"If the day comes when the two-state solution collapses, and [Israel] face[s] a South African-style struggle for equal voting rights (also for the Palestinians in the territories), then, as soon as that happens, the State of Israel is finished.
The Jewish organizations, which were [Israel's] power base in America, will be the first to come out against [Israel], because they will say they cannot support a state that does not support democracy and equal voting rights for all its residents."
Some "left-wing" Israeli?
Check-out who told Israel's Haaretz that Two states or Israel is done.
And apropo checkout my “Two Peoples, Two States": The Israeli-Palestinian conflict has only one solution.
Unfortunately, it's getting close to midnight and I don't see that happening any time soon. More about the Annapolis meeting in my next post. Bottom Line: Photo-op. Instead take the road to Damascus. And according to the IHT that could happen. And this is from Thursday's Washington Post:
Defense Minister Ehud Barak and the Israeli defense establishment are more enthusiastic about reviving talks with Syria, U.S. officials and former envoys said. Barak "sees the strategic advantage vis-a-vis Iran and dealing with a government that can deliver, in contrast to the Palestinian Authority, which can't," said Martin S. Indyk, a former ambassador to Israel who now heads the Brookings Institution's Saban Center for Middle East Policy.Olmert has exchanged messages with the Syrian government of President Bashar al-Assad over the past three months, including before and after the Sept. 6 Israeli airstrike on what experts say was a site of a nuclear program, Israeli and U.S. officials said.Mmm...I hope with Olmert turning into an "anti-Israel," Barak is not becoming an "anti-American." In any case, it's worth reading my policy analysis calling for diplomatic engagement with Syria.

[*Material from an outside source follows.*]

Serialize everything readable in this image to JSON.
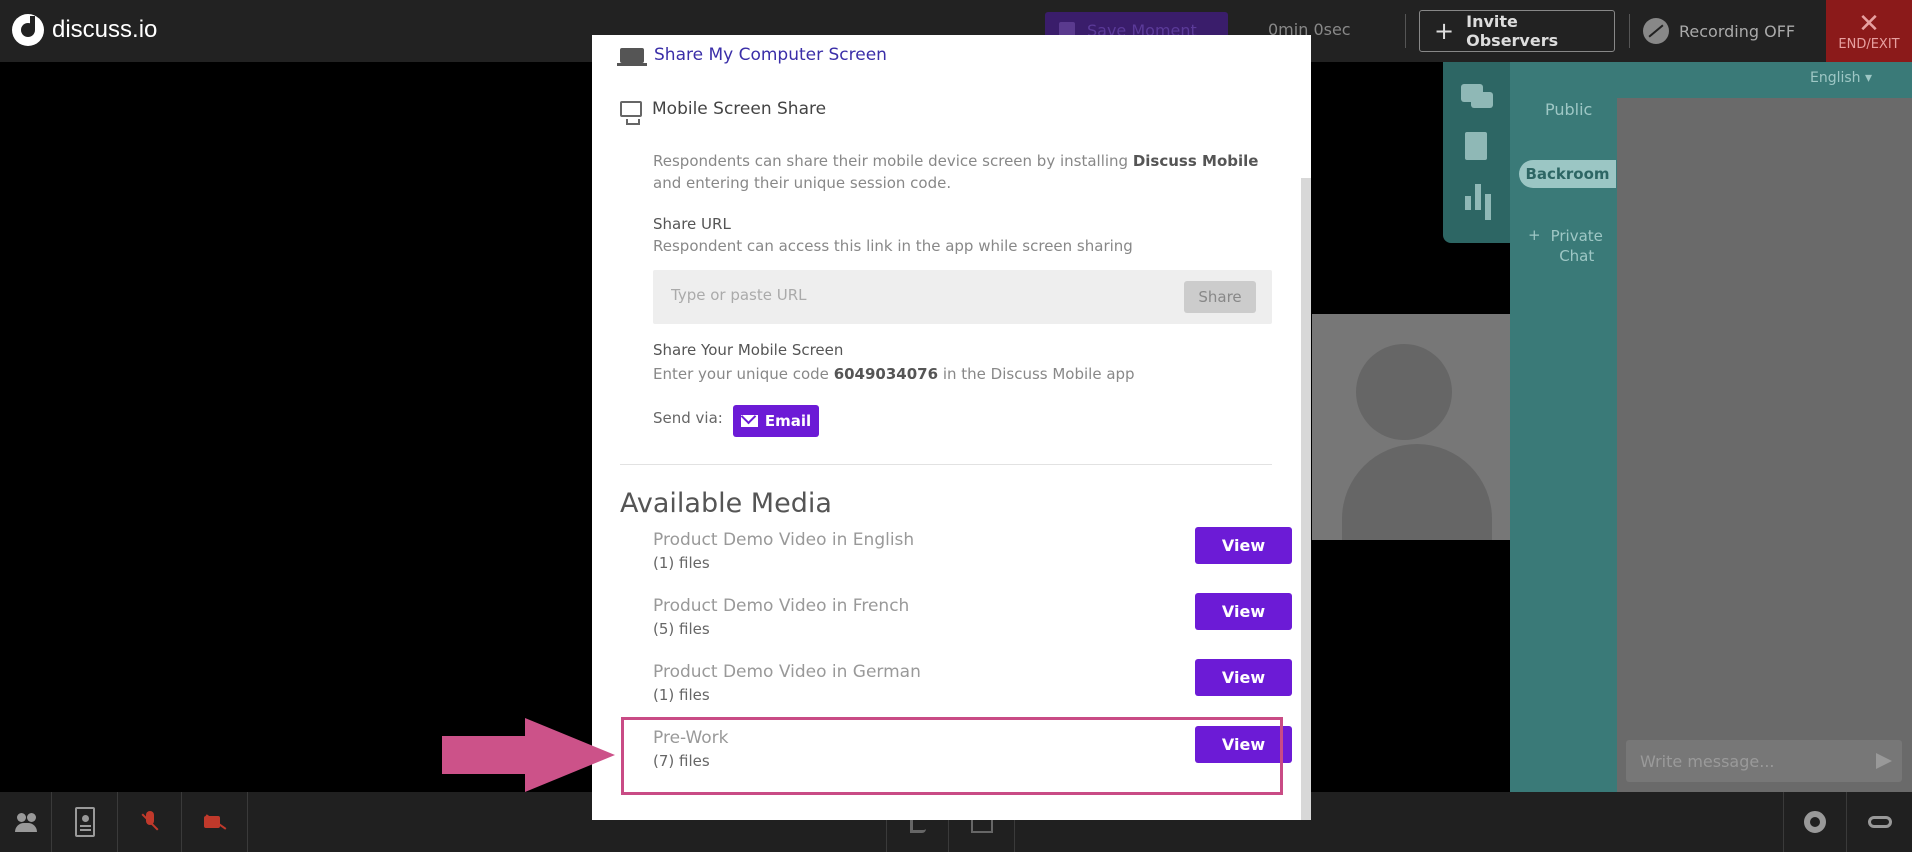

The Syrian-Israeli track may be easier to solve than the Israeli-Palestinian dispute, analysts said, because it is limited to one issue: the Golan Heights. The last peace effort, conducted by the Clinton administration in 2000, came within 50 meters of settling control of the territory. "The delicious irony is that a process designed to launch the Palestinian-Israeli track is likely to launch talks between Syria and Israel, and if you had to judge which process would have more chance of success, it'd be the Syrian track," Indyk said.